§ Given information:
────────
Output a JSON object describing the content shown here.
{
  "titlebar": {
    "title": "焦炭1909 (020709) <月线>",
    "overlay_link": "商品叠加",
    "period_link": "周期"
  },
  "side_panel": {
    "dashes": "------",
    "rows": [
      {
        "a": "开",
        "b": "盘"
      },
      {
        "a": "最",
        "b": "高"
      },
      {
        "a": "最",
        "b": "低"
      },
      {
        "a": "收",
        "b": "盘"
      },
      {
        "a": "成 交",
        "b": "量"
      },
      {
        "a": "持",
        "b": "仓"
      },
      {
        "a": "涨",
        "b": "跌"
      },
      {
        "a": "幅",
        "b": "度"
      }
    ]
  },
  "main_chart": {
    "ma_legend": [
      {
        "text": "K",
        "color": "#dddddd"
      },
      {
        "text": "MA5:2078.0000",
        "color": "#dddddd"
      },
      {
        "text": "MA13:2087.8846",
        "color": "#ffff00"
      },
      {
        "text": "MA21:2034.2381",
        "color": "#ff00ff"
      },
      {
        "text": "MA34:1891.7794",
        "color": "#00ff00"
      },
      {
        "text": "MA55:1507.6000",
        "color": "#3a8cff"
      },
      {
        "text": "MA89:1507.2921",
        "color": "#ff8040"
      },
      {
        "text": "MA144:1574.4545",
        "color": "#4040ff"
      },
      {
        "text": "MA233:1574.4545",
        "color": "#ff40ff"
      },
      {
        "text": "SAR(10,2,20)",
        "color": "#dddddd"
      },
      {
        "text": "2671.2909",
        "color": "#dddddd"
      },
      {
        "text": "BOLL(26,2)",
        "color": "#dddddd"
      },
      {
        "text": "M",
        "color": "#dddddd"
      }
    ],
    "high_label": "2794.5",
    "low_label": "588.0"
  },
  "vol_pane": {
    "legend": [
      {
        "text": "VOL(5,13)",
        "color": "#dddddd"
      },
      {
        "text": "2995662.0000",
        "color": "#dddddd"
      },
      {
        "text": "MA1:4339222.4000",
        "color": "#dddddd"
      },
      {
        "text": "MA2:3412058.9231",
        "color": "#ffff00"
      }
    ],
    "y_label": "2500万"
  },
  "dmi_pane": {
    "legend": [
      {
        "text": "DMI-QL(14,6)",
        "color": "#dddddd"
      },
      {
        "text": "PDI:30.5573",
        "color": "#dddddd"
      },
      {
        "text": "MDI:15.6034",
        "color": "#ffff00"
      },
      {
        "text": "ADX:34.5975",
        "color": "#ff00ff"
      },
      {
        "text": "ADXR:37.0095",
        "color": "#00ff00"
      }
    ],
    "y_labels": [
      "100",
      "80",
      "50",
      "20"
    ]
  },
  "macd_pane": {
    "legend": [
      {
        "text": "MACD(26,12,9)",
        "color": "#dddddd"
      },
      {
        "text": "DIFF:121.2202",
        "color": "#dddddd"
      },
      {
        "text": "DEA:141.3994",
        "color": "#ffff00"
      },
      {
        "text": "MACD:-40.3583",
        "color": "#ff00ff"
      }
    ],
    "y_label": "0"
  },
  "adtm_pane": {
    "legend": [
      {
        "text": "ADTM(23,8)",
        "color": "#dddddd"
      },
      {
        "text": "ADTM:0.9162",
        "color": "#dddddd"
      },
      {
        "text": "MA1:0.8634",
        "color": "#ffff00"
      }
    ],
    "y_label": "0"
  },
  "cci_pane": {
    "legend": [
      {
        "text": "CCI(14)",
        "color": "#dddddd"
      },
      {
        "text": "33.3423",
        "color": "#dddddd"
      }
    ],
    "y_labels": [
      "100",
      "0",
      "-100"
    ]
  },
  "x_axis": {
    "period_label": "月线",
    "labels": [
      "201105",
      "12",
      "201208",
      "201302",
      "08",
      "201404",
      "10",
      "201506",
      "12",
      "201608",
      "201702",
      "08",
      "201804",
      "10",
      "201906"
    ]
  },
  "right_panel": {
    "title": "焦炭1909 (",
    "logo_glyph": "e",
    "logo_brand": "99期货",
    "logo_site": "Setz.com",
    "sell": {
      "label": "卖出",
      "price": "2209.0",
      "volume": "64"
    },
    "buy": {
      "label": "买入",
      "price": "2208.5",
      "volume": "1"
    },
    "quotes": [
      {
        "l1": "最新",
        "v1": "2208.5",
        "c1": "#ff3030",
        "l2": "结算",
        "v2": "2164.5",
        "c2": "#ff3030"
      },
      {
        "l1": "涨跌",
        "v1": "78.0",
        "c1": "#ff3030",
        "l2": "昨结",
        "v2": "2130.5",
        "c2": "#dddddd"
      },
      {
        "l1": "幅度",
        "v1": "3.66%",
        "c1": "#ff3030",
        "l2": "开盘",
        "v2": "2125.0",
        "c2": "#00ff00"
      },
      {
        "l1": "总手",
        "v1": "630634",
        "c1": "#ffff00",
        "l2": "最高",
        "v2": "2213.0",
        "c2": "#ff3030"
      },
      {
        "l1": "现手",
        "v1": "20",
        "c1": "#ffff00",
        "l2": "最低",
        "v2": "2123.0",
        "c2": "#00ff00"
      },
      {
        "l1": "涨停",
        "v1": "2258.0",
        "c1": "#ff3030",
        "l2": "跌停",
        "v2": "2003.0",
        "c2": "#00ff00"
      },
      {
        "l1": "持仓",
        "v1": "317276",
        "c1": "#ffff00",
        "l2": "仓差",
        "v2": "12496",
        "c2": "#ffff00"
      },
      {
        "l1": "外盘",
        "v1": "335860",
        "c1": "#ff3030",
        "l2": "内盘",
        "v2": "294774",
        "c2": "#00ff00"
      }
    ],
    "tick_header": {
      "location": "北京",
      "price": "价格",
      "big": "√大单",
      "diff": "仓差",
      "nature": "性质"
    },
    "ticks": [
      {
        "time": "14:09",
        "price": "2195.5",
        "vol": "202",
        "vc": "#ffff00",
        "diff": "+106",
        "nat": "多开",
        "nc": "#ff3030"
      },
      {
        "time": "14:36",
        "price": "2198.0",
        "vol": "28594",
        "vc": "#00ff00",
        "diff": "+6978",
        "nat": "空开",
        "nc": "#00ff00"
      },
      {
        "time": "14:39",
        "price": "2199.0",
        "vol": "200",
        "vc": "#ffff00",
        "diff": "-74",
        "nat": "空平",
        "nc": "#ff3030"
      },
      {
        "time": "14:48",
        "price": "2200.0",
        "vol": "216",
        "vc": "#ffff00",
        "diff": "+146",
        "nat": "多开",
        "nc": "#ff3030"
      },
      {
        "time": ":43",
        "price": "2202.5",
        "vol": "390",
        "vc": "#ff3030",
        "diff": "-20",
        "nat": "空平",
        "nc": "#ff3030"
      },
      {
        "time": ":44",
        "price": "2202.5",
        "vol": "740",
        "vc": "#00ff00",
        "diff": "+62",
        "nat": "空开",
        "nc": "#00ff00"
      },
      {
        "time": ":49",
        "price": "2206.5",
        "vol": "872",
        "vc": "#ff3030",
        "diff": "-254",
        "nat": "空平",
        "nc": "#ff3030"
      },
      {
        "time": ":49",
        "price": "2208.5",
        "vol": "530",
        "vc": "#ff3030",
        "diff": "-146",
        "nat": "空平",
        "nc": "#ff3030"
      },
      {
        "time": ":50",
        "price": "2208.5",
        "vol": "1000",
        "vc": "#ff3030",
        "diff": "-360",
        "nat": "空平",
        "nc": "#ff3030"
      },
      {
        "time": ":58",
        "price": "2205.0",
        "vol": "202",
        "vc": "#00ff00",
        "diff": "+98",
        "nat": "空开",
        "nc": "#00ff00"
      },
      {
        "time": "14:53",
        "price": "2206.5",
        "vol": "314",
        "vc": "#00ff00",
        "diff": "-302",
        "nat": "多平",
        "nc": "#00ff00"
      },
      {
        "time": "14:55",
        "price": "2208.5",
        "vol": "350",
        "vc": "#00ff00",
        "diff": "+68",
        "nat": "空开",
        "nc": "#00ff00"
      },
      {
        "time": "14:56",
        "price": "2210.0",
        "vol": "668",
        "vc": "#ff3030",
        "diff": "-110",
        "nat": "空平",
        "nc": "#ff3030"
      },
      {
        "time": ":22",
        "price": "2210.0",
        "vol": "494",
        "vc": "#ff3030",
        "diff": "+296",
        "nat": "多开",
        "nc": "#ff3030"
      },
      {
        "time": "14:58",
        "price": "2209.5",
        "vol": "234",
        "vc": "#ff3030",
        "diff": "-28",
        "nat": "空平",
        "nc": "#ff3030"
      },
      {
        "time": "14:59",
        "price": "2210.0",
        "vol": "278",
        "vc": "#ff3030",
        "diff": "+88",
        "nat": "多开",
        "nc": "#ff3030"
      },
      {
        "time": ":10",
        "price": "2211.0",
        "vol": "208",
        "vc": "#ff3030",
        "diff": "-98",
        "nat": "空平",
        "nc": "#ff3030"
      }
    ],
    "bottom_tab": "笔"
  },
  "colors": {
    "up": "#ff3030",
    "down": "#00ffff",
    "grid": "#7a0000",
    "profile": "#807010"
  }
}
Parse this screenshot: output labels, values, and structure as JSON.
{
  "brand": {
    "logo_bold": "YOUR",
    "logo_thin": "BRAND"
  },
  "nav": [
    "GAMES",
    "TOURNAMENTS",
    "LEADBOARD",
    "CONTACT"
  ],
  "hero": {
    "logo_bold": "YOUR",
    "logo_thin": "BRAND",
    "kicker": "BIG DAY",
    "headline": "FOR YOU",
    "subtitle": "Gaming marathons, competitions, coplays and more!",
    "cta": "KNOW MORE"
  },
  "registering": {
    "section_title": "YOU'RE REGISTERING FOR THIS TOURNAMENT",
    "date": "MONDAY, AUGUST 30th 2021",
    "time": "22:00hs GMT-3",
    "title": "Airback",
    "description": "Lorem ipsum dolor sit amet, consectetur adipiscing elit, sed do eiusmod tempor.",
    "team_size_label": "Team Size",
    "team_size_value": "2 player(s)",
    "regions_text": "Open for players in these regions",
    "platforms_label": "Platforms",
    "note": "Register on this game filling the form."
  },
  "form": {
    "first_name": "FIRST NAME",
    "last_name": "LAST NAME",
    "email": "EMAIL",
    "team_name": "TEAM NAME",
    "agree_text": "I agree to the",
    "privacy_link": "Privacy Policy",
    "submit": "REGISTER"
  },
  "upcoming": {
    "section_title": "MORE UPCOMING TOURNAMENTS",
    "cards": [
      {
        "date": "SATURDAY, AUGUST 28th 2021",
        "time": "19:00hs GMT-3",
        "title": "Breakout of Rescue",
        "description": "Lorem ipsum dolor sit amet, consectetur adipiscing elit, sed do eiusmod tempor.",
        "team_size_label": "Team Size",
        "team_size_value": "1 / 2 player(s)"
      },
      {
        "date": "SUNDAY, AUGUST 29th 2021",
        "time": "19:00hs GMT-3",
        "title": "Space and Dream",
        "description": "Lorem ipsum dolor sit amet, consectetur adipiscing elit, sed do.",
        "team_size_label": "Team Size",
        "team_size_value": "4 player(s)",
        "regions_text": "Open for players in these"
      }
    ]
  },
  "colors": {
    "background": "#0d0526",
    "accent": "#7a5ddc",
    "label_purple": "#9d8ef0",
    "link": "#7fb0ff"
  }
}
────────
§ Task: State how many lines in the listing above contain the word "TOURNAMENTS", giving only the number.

§ Response for this exercise: 2